Of course, her biography was written in German and published locally in Vienna. Some would argue that she was countering the arguments that their life was glamorous in America, while Hitler ran rough-shod over the locals. Yes – she and her husband were aware that in the eyes of those who stayed, his work had somehow become tainted by Hollywood’s naked commercialism. But their return to Europe was ambivalent and it would have been more natural to have amplified Korngold’s American successes than diminishing them. It is this lack of Hollywood triumphalism in the correspondence and recollections of Korngold, Toch, Zeisl, Eisler and others that so firmly underlines this idea of lost time and lost work.

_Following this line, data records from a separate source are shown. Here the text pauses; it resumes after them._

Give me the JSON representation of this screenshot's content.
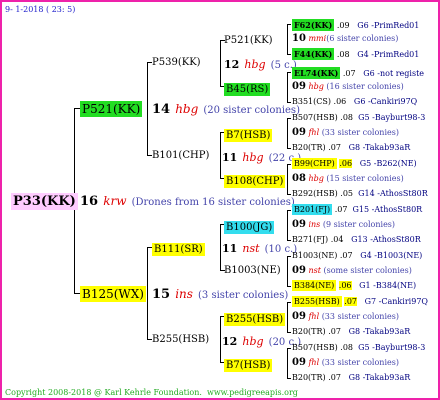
{
  "header": {
    "date": "9-  1-2018 ( 23:  5)"
  },
  "footer": {
    "copyright": "Copyright 2008-2018 @ Karl Kehrle Foundation.",
    "url": "www.pedigreeapis.org"
  },
  "root": {
    "id": "P33(KK)",
    "num": "16",
    "code": "krw",
    "note": "(Drones from 16 sister colonies)"
  },
  "p521": {
    "id": "P521(KK)",
    "num": "14",
    "code": "hbg",
    "note": "(20 sister colonies)"
  },
  "p539": {
    "id": "P539(KK)"
  },
  "p521b": {
    "id": "P521(KK)",
    "num": "12",
    "code": "hbg",
    "note": "(5 c.)"
  },
  "f62": {
    "id": "F62(KK)",
    "year": ".09",
    "pre": "G6 -",
    "name": "PrimRed01"
  },
  "row2": {
    "num": "10",
    "code": "mmi",
    "note": "(6 sister colonies)"
  },
  "f44": {
    "id": "F44(KK)",
    "year": ".08",
    "pre": "G4 -",
    "name": "PrimRed01"
  },
  "b45": {
    "id": "B45(RS)"
  },
  "el74": {
    "id": "EL74(KK)",
    "year": ".07",
    "pre": "G6 -",
    "name": "not registe"
  },
  "row5": {
    "num": "09",
    "code": "hbg",
    "note": "(16 sister colonies)"
  },
  "b351": {
    "id": "B351(CS)",
    "year": ".06",
    "pre": "G6 -",
    "name": "Cankiri97Q"
  },
  "b101": {
    "id": "B101(CHP)",
    "num": "11",
    "code": "hbg",
    "note": "(22 c.)"
  },
  "b507a": {
    "id": "B507(HSB)",
    "year": ".08",
    "pre": "G5 -",
    "name": "Bayburt98-3"
  },
  "b7a": {
    "id": "B7(HSB)"
  },
  "row8": {
    "num": "09",
    "code": "fhl",
    "note": "(33 sister colonies)"
  },
  "b20a": {
    "id": "B20(TR)",
    "year": ".07",
    "pre": "G8 -",
    "name": "Takab93aR"
  },
  "b99": {
    "id": "B99(CHP)",
    "year": ".06",
    "pre": "G5 -",
    "name": "B262(NE)"
  },
  "b108": {
    "id": "B108(CHP)"
  },
  "row11": {
    "num": "08",
    "code": "hbg",
    "note": "(15 sister colonies)"
  },
  "b292": {
    "id": "B292(HSB)",
    "year": ".05",
    "pre": "G14 -",
    "name": "AthosSt80R"
  },
  "b125": {
    "id": "B125(WX)",
    "num": "15",
    "code": "ins",
    "note": "(3 sister colonies)"
  },
  "b111": {
    "id": "B111(SR)",
    "num": "11",
    "code": "nst",
    "note": "(10 c.)"
  },
  "b201": {
    "id": "B201(FJ)",
    "year": ".07",
    "pre": "G15 -",
    "name": "AthosSt80R"
  },
  "b100": {
    "id": "B100(JG)"
  },
  "row14": {
    "num": "09",
    "code": "ins",
    "note": "(9 sister colonies)"
  },
  "b271": {
    "id": "B271(FJ)",
    "year": ".04",
    "pre": "G13 -",
    "name": "AthosSt80R"
  },
  "b1003a": {
    "id": "B1003(NE)",
    "year": ".07",
    "pre": "G4 -",
    "name": "B1003(NE)"
  },
  "b1003": {
    "id": "B1003(NE)"
  },
  "row17": {
    "num": "09",
    "code": "nst",
    "note": "(some sister colonies)"
  },
  "b384": {
    "id": "B384(NE)",
    "year": ".06",
    "pre": "G1 -",
    "name": "B384(NE)"
  },
  "b255": {
    "id": "B255(HSB)",
    "num": "12",
    "code": "hbg",
    "note": "(20 c.)"
  },
  "b255a": {
    "id": "B255(HSB)",
    "year": ".07",
    "pre": "G7 -",
    "name": "Cankiri97Q"
  },
  "b255b": {
    "id": "B255(HSB)"
  },
  "row20": {
    "num": "09",
    "code": "fhl",
    "note": "(33 sister colonies)"
  },
  "b20b": {
    "id": "B20(TR)",
    "year": ".07",
    "pre": "G8 -",
    "name": "Takab93aR"
  },
  "b507b": {
    "id": "B507(HSB)",
    "year": ".08",
    "pre": "G5 -",
    "name": "Bayburt98-3"
  },
  "b7b": {
    "id": "B7(HSB)"
  },
  "row23": {
    "num": "09",
    "code": "fhl",
    "note": "(33 sister colonies)"
  },
  "b20c": {
    "id": "B20(TR)",
    "year": ".07",
    "pre": "G8 -",
    "name": "Takab93aR"
  }
}
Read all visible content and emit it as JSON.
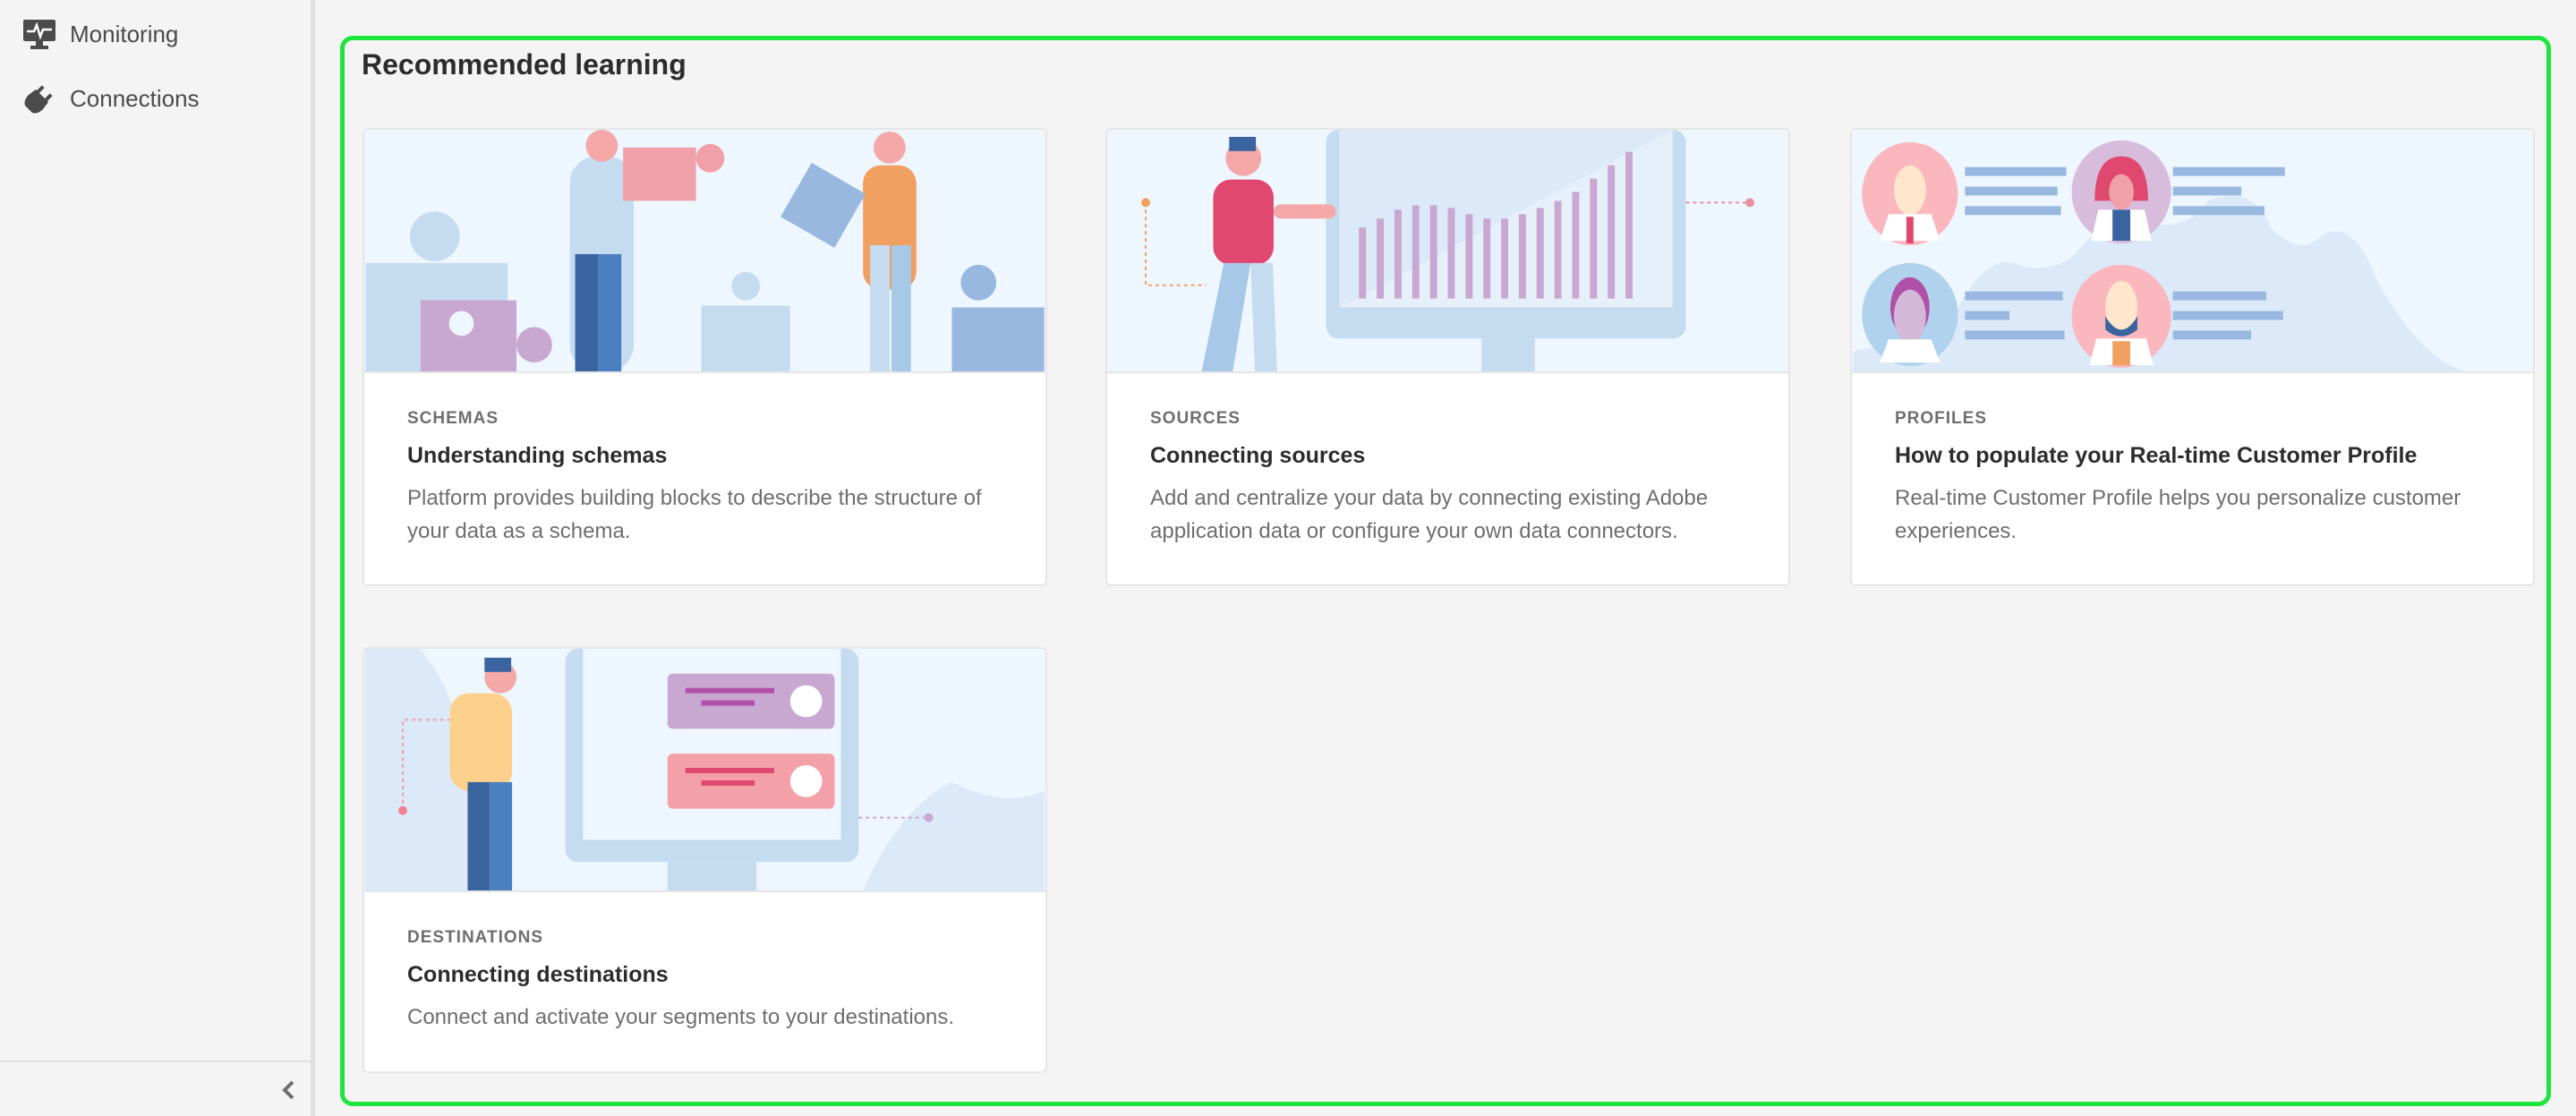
{
  "sidebar": {
    "items": [
      {
        "label": "Monitoring",
        "icon": "monitor-icon"
      },
      {
        "label": "Connections",
        "icon": "plug-icon"
      }
    ],
    "collapse_icon": "chevron-left-icon"
  },
  "main": {
    "title": "Recommended learning",
    "cards": [
      {
        "category": "SCHEMAS",
        "title": "Understanding schemas",
        "description": "Platform provides building blocks to describe the structure of your data as a schema."
      },
      {
        "category": "SOURCES",
        "title": "Connecting sources",
        "description": "Add and centralize your data by connecting existing Adobe application data or configure your own data connectors."
      },
      {
        "category": "PROFILES",
        "title": "How to populate your Real-time Customer Profile",
        "description": "Real-time Customer Profile helps you personalize customer experiences."
      },
      {
        "category": "DESTINATIONS",
        "title": "Connecting destinations",
        "description": "Connect and activate your segments to your destinations."
      }
    ]
  },
  "colors": {
    "accent_frame": "#1ee53e",
    "illustration_bg": "#eef6ff"
  }
}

But history cannot be made up of ‘what ifs’. One can speculate that if Hitler hadn’t happened, perhaps Korngold would have gone the way of his friend Wilhelm Grosz and cashed in on his talent for writing popular music. Perhaps this would have led him to Berlin’s UFA studios instead of Hollywood. Perhaps he would become the leading exponent of a post-Franz Lehár generation of operetta composers. Certainly the leap from Das Wunder der Heliane to Die Kathrin suggests an organic move away from main-stream serious opera. His many operetta arrangements would not have been without influence. Yet after his Hollywood years he wrote a String Quartet, a Serenade and a Symphony, a violin concerto, Theme and Variations for orchestra, a selection of art songs and something called Straussiana. All of this seems to point towards a return to the musical soil of his youth – a return to classicism in structure; nostalgia in content. His final stage work is appropriately entitled The Silent Serenade. It would seem ungrateful to suggest that the Symphony in F-Sharp is a mishap of history. Certainly I’m not suggesting that it’s not a magnificent and much misunderstood work. But circumstances forced Korngold to turn backwards and take refuge in a past that offered more cultural identity than organic development as a Composer.
The almost panic-stricken need to return to Viennese classicism in name if not in deed is evident in the many symphonies, concertos and quartets that composers thrown out of their home countries began to write after 1945. Again, it suggests a refuge for a creative identity rather than an organic transition as artist. But how can such things be quantified? Karl Rankl, Egon Wellesz, Hans Gál, Karol Rathaus, Ernst Toch and Erich Korngold wrote symphonies after leaving Vienna and Berlin. All of them are works that despite their undoubted qualities are never performed. These were not works meant for a public, but attempts to reclaim the cultural identity they felt had been robbed. There is little that is strictly neo-classical about these returns to Germanic traditions. But one thing seems quite certain; these are not developments that would have occurred had they not been forcibly transplanted and it is this discrepancy that has been too little examined.